▶ INSTRUCTIONS FOR THE TASK: Search the data below, and report every line in which "icon" occurs.

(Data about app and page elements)
* * * *

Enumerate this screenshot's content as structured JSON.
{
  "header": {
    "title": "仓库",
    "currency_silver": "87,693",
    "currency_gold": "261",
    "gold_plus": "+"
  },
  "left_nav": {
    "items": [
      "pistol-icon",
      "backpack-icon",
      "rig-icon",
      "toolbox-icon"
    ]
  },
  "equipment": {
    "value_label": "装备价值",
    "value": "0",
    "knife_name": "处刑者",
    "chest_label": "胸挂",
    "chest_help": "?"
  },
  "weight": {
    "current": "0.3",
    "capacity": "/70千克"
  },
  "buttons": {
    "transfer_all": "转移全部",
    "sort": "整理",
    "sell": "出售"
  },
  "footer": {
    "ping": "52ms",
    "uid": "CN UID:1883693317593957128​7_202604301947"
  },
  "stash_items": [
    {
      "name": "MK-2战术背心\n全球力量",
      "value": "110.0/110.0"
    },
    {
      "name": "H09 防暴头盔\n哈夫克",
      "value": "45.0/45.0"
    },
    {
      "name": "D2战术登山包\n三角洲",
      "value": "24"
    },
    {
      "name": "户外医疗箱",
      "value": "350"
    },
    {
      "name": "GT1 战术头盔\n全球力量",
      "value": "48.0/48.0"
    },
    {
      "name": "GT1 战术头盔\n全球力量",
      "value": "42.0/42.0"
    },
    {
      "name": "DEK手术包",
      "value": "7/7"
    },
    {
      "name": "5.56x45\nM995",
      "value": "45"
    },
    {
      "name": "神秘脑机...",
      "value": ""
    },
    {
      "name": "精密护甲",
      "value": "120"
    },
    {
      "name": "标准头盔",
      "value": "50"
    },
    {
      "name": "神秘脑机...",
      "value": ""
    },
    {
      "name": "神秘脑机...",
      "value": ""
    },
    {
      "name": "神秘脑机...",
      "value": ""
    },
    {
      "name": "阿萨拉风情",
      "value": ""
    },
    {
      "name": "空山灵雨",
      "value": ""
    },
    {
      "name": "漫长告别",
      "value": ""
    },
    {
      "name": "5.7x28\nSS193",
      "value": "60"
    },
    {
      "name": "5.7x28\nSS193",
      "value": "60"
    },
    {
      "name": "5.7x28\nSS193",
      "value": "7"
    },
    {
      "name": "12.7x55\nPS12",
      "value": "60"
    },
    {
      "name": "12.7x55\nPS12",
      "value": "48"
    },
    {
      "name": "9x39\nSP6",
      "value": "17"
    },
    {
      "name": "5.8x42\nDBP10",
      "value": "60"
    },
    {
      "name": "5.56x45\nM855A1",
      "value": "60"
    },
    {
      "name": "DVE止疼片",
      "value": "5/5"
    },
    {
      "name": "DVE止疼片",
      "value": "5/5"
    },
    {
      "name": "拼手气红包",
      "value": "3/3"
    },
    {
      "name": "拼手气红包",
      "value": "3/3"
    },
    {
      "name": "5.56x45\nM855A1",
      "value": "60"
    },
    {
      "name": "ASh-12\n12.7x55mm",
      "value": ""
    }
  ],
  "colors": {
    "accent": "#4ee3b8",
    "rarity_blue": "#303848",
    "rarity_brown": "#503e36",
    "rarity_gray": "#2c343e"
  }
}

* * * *

▶ EXERCISE RESPONSE:
      "pistol-icon",
      "backpack-icon",
      "rig-icon",
      "toolbox-icon"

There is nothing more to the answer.